→ **Exercise aim**: Across the records below, how many lines include the string "aliquyam"? State the number and nothing more.

→ **Supplied material**:
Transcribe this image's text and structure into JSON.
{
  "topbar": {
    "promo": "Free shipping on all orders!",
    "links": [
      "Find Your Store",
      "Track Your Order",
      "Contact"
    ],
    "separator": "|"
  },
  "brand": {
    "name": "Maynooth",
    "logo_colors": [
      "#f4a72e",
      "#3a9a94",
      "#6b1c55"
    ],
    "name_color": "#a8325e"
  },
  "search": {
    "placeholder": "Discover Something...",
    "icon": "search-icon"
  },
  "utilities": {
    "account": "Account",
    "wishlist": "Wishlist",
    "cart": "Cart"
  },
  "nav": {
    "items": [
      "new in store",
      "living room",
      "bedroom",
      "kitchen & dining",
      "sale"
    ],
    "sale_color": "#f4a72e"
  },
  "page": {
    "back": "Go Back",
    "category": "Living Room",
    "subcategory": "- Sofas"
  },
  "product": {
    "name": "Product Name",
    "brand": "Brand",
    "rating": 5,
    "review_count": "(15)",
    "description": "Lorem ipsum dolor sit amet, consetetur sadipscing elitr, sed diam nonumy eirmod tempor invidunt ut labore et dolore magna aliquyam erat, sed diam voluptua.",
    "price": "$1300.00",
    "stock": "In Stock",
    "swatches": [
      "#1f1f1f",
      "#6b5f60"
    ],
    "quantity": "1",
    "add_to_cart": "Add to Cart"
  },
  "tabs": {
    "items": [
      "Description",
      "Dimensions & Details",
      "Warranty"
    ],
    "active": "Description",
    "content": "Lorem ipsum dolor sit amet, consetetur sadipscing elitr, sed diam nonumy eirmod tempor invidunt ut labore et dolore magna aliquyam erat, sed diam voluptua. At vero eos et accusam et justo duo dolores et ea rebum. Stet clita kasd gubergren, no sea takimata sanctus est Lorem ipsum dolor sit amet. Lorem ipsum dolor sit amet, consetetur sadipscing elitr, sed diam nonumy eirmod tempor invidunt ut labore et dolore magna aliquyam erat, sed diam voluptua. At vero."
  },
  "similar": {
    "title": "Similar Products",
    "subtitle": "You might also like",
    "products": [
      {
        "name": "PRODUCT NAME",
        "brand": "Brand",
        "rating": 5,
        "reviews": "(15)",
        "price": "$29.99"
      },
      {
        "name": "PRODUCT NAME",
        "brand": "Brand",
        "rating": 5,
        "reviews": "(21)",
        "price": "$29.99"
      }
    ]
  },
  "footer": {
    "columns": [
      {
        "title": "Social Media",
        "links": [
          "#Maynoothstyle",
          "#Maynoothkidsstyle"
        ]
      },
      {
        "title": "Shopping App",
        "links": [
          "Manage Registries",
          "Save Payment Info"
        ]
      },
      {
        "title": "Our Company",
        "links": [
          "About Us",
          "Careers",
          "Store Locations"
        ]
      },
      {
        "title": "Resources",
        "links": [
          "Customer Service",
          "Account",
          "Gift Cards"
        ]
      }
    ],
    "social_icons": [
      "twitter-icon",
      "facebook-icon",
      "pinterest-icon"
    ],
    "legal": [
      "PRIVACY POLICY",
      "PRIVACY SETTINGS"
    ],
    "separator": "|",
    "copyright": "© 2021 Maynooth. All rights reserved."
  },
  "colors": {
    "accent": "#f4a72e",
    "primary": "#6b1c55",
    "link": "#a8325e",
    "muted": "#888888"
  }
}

→ **Exercise response**: 2